On March 28, 2024, the Office of Management and Budget (“OMB”) issued Memorandum M-24-10, Advancing Governance, Innovation, and Risk Management for Agency Use of Artificial Intelligence (the “Memo”). This is the final version of a draft memorandum OMB released for public comment on November 1, 2023. The Memo primarily focuses on agency use of AI and outlines minimum practices for managing risks associated with the use of AI in the federal government. The Memo also provides recommendations for managing AI risks in federal procurement of AI that industry should keep in mind, specifically entities developing AI tools to sell to
Continue Reading Better Safe Than Sorry: OMB Releases Memorandum on Managing AI Risks in the Federal Government

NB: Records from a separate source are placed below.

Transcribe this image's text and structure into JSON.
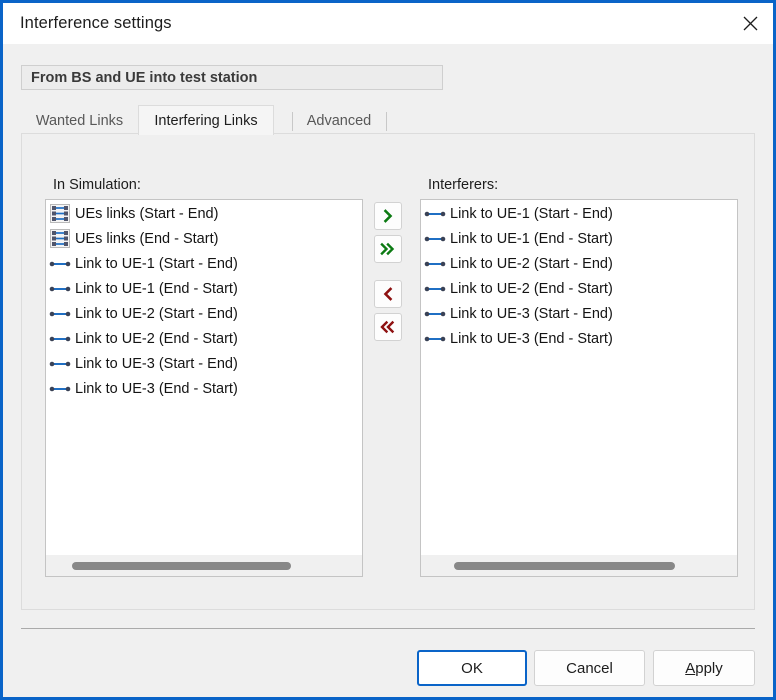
{
  "window": {
    "title": "Interference settings",
    "frame_color": "#0a64c8",
    "close_icon": "close-icon"
  },
  "group_header": {
    "text": "From BS and UE into test station"
  },
  "tabs": [
    {
      "label": "Wanted Links",
      "selected": false
    },
    {
      "label": "Interfering Links",
      "selected": true
    },
    {
      "label": "Advanced",
      "selected": false
    }
  ],
  "panes": {
    "left": {
      "label": "In Simulation:",
      "items": [
        {
          "label": "UEs links (Start - End)",
          "icon": "link-group-icon"
        },
        {
          "label": "UEs links (End - Start)",
          "icon": "link-group-icon"
        },
        {
          "label": "Link to UE-1 (Start - End)",
          "icon": "link-icon"
        },
        {
          "label": "Link to UE-1 (End - Start)",
          "icon": "link-icon"
        },
        {
          "label": "Link to UE-2 (Start - End)",
          "icon": "link-icon"
        },
        {
          "label": "Link to UE-2 (End - Start)",
          "icon": "link-icon"
        },
        {
          "label": "Link to UE-3 (Start - End)",
          "icon": "link-icon"
        },
        {
          "label": "Link to UE-3 (End - Start)",
          "icon": "link-icon"
        }
      ],
      "scrollbar": {
        "orientation": "horizontal"
      }
    },
    "right": {
      "label": "Interferers:",
      "items": [
        {
          "label": "Link to UE-1 (Start - End)",
          "icon": "link-icon"
        },
        {
          "label": "Link to UE-1 (End - Start)",
          "icon": "link-icon"
        },
        {
          "label": "Link to UE-2 (Start - End)",
          "icon": "link-icon"
        },
        {
          "label": "Link to UE-2 (End - Start)",
          "icon": "link-icon"
        },
        {
          "label": "Link to UE-3 (Start - End)",
          "icon": "link-icon"
        },
        {
          "label": "Link to UE-3 (End - Start)",
          "icon": "link-icon"
        }
      ],
      "scrollbar": {
        "orientation": "horizontal"
      }
    }
  },
  "transfer_buttons": [
    {
      "icon": "chevron-right-icon",
      "color": "#0b7a12"
    },
    {
      "icon": "chevron-double-right-icon",
      "color": "#0b7a12"
    },
    {
      "icon": "chevron-left-icon",
      "color": "#8e1111"
    },
    {
      "icon": "chevron-double-left-icon",
      "color": "#8e1111"
    }
  ],
  "dialog_buttons": {
    "ok": "OK",
    "cancel": "Cancel",
    "apply_accel": "A",
    "apply_rest": "pply"
  },
  "colors": {
    "accent": "#0a64c8",
    "link_icon": "#1f6fc4",
    "add_arrow": "#0b7a12",
    "remove_arrow": "#8e1111",
    "scroll_thumb": "#888888"
  }
}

On April 1, 2024, the FAR Council published a new Final Rule that establishes FAR Part 40 – but without any new provisions of substance. This Final Rule becomes effective on May 1, 2024. Subsequently, the FAR Council published a Request for Information (“RFI”) on April 10, 2024. The RFI seeks feedback on the scope and organization of FAR Part 40 and is open for comment until June 10, 2024.
Continue Reading Not an April Fools Joke – FAR Part 40 Final Rule Has Been Published

The Federal Government spends more money annually through grants and cooperative agreements than it does through Federal contracts. Historically, these dollars primarily have been awarded to public sector and non-profit entities. That’s changing. Post-Covid, increasingly more Federal grant and cooperative assistance dollars are finding their way to for-profit entities (whether as recipients (i.e., prime contractors) or subrecipients (i.e., subcontractors)). Sheppard Mullin partner Ryan Roberts and Capital Edge Consulting CEO Chad Braley joined the Public Contracting Institute’s Practical Matters podcast to discuss what commercial companies need to know before accepting a Federal grant (and additional information can be found in our
Continue Reading Unlocking Opportunities: Ryan Roberts and Chad Braley Discuss Grant Awards to Commercial Entities

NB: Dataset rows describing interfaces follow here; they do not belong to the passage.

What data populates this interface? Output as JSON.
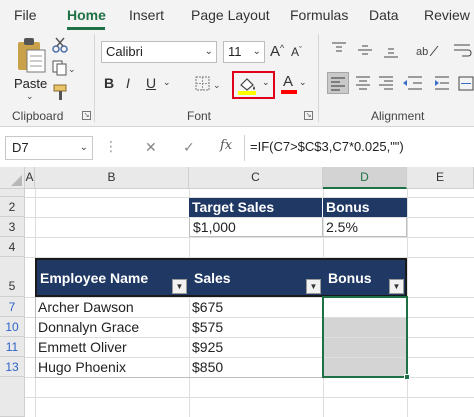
{
  "ribbon": {
    "tabs": [
      "File",
      "Home",
      "Insert",
      "Page Layout",
      "Formulas",
      "Data",
      "Review"
    ],
    "active_tab": "Home",
    "clipboard": {
      "paste_label": "Paste",
      "group_label": "Clipboard"
    },
    "font": {
      "name": "Calibri",
      "size": "11",
      "group_label": "Font",
      "bold": "B",
      "italic": "I",
      "underline": "U",
      "grow": "A",
      "shrink": "A",
      "font_color_letter": "A",
      "fill_color": "#ffff00",
      "font_color": "#ff0000",
      "highlight_border": "#e0001a"
    },
    "alignment": {
      "group_label": "Alignment"
    }
  },
  "formula_bar": {
    "name_box": "D7",
    "fx": "fx",
    "cancel": "✕",
    "confirm": "✓",
    "formula": "=IF(C7>$C$3,C7*0.025,\"\")"
  },
  "columns": [
    "A",
    "B",
    "C",
    "D",
    "E"
  ],
  "rows": [
    "2",
    "3",
    "4",
    "5",
    "7",
    "10",
    "11",
    "13"
  ],
  "targets": {
    "header_sales": "Target Sales",
    "header_bonus": "Bonus",
    "value_sales": "$1,000",
    "value_bonus": "2.5%"
  },
  "table": {
    "headers": [
      "Employee Name",
      "Sales",
      "Bonus"
    ],
    "rows": [
      {
        "name": "Archer Dawson",
        "sales": "$675"
      },
      {
        "name": "Donnalyn Grace",
        "sales": "$575"
      },
      {
        "name": "Emmett Oliver",
        "sales": "$925"
      },
      {
        "name": "Hugo Phoenix",
        "sales": "$850"
      }
    ]
  },
  "colors": {
    "accent": "#1e7145",
    "header_fill": "#203864",
    "selection_fill": "#d4d4d4"
  }
}
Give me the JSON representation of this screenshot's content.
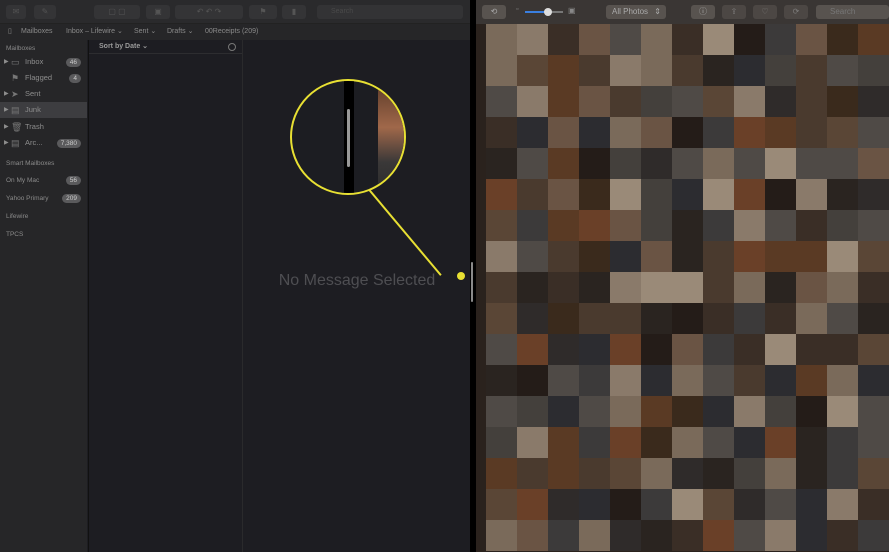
{
  "mail": {
    "toolbar": {
      "search_placeholder": "Search"
    },
    "favorites": {
      "mailboxes": "Mailboxes",
      "inbox": "Inbox – Lifewire ⌄",
      "sent": "Sent ⌄",
      "drafts": "Drafts ⌄",
      "receipts": "00Receipts (209)"
    },
    "sidebar": {
      "section_title": "Mailboxes",
      "items": [
        {
          "label": "Inbox",
          "badge": "46",
          "icon": "inbox-icon"
        },
        {
          "label": "Flagged",
          "badge": "4",
          "icon": "flag-icon"
        },
        {
          "label": "Sent",
          "badge": null,
          "icon": "paper-plane-icon"
        },
        {
          "label": "Junk",
          "badge": null,
          "icon": "junk-icon"
        },
        {
          "label": "Trash",
          "badge": null,
          "icon": "trash-icon"
        },
        {
          "label": "Arc...",
          "badge": "7,380",
          "icon": "archive-icon"
        }
      ],
      "smart_mailboxes": "Smart Mailboxes",
      "accounts": [
        {
          "label": "On My Mac",
          "badge": "56"
        },
        {
          "label": "Yahoo Primary",
          "badge": "209"
        },
        {
          "label": "Lifewire",
          "badge": null
        },
        {
          "label": "TPCS",
          "badge": null
        }
      ]
    },
    "list": {
      "sort_label": "Sort by Date ⌄"
    },
    "viewer": {
      "empty_text": "No Message Selected"
    }
  },
  "photos": {
    "toolbar": {
      "view_select": "All Photos",
      "search_placeholder": "Search",
      "zoom_level": 0.6
    }
  },
  "accent": "#e8e033"
}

Aristotle said “well begun is half done.” About 2,300 years later, Mary Poppins shared the same advice with her young charges, Jane and Michael. The adage generally is understood to mean that a thoughtful and disciplined start puts a project in a good position for success. With apologies to Aristotle (and Mary), the members of Sheppard Mullin’s Organizational Integrity Group use the same adage as a warning. In our experience, well begun is only half the battle. This month’s OIG Shorts discusses the importance of the activities that take place toward the end of — or after — an internal
Continue Reading Organizational Integrity Shorts: The Importance of Post-Investigation Activities

On March 29, 2024, BIS issued an interim final rule (IFR) updating and correcting its advanced computing and semiconductor regulations[1] published in October 2023 (which we discuss here in Episode III). This marks the third release of such semiconductor-related regulations since the key regulations were issued in October 2022 (which we discuss here in Episode I; and check out these posts here (Episode II) and here (Episode IV) for background).
Continue Reading China Semiconductor Export Regulations, Episode V – Updates and Corrections to the Advanced Computing and Semiconductor Regulations

The Cybersecurity and Infrastructure Security Agency (“CISA”) recently released its new Proposed Rule pursuant to the Cyber Incident Reporting for Critical Infrastructure Act of 2022 (“CIRCIA”), which was published in the Federal Register on April 4, 2024 and is open for public comment through June 3, 2024. The Proposed Rule will be published in Part 6 of the Code of Federal Regulations, in a new Section 226, as part of the Department of Homeland Security’s regulations on Domestic Security.
Continue Reading CISA Cyber Incident Reporting for Critical Infrastructure Will Significantly Impact Government Contractors, Suppliers, and Service Providers